Undeterred, I used an online tool to find other authors and setup my own damn writing group.
Not that it’s an easy choice, as it takes a bit of promotion to draw in other authors of your ilk (if the tool you use doesn’t draw them in automatically). You need to create a format and schedule that works for the group, not just you, and you have to be willing to lead when the time dictates (ie keeping people on task vs allowing a meeting to squirrel all over the place). You have to be willing to cut those who are hurting the group.
The benefits, however, outweigh those negatives without question. You and your group control the entirety of the experience. If something doesn’t feel right, you work together and change it. It took several months before my group really hit its stride. During that time, we locked in several committed members, those willing to attend as many meetings as possible.
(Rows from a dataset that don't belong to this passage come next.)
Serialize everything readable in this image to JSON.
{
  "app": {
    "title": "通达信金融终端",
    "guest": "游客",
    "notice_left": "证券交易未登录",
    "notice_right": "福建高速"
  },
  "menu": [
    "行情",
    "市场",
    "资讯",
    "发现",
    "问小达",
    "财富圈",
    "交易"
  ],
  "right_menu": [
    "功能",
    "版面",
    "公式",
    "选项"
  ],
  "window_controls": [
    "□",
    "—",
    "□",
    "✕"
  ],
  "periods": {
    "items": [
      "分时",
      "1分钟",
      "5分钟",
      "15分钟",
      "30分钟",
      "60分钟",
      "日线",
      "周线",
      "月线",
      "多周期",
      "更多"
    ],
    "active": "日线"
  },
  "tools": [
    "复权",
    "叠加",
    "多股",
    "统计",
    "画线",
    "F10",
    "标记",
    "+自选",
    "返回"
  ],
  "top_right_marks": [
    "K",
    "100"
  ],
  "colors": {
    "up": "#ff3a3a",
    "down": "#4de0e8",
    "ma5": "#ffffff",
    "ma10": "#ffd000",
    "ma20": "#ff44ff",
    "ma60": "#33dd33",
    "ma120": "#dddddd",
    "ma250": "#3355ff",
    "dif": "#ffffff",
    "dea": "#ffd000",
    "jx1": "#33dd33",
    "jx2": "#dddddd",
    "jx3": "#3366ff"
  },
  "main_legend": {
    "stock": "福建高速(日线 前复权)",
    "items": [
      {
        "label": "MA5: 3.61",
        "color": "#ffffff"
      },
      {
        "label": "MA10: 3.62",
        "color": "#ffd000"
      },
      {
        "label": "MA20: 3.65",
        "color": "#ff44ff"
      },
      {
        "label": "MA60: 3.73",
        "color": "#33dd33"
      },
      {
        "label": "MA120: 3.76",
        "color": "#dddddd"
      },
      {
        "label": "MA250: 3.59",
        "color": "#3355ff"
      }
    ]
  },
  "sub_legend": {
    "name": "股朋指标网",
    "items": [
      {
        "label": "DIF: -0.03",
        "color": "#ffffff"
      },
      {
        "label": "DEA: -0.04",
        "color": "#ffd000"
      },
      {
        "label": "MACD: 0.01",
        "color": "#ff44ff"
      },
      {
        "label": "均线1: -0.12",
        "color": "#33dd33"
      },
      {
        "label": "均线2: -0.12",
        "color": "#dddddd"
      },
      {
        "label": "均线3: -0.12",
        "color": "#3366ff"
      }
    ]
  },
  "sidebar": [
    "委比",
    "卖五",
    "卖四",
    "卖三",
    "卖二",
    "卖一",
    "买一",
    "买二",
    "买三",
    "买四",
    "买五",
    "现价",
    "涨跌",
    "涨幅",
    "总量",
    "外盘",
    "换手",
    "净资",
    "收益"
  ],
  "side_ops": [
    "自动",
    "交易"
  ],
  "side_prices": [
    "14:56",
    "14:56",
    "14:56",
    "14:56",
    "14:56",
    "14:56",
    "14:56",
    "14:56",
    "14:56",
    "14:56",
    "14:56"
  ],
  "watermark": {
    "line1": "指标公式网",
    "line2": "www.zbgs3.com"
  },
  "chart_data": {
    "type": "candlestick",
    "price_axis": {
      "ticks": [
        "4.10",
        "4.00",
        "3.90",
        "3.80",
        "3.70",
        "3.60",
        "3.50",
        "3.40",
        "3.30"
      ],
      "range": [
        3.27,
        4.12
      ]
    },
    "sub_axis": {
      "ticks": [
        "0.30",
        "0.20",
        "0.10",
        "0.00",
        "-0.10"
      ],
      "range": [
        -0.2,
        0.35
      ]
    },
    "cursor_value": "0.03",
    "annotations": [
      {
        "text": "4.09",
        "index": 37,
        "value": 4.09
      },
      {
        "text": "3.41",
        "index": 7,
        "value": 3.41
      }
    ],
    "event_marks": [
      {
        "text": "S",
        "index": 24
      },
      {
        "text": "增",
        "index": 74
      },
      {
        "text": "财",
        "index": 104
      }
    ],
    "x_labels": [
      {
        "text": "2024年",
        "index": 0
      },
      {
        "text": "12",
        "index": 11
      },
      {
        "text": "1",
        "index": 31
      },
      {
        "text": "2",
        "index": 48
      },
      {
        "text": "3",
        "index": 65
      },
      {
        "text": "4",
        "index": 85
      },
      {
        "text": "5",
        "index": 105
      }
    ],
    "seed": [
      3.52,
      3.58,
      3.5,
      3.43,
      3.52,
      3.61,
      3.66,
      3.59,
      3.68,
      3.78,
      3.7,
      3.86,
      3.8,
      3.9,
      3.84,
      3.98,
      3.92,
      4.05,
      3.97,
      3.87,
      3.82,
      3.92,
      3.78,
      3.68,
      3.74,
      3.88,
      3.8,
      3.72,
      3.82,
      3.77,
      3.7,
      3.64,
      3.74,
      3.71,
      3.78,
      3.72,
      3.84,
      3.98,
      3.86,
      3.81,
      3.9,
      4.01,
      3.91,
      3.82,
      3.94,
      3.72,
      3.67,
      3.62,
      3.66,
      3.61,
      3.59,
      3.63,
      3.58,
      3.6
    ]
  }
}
We had to work through some rough areas in order to smooth out the process of getting the authors WHAT THEY WANTED vs just griping about what we didn’t like about an author’s work (which sadly is what some groups do).
In short, I get to attend a critique group that meets every single requirement I have, gets me feedback from people who know me and my style, and provides me with in-depth critiques vs the half-ass jobs you get from those who are not invested in your success (like anonymous online critique groups).
In short(er still) — Critique groups can be evil. If you don’t like what you are finding, consider creating your own and work hard to prevent it from turning evil.
Best of luck to you in your critique group search!
— Timothy A Fenner
SIDE NOTE: In a future post, I plan to lay out the format, tools, and strategies my writer’s group uses in order to create positive, productive, and engaged meetings. If you have success stories on how to make a critique group work, please add them to the comment section below.
For those who wish to gripe about bad experiences or just hate on critique groups for whatever reason, please feel free to skip the comment section. 😉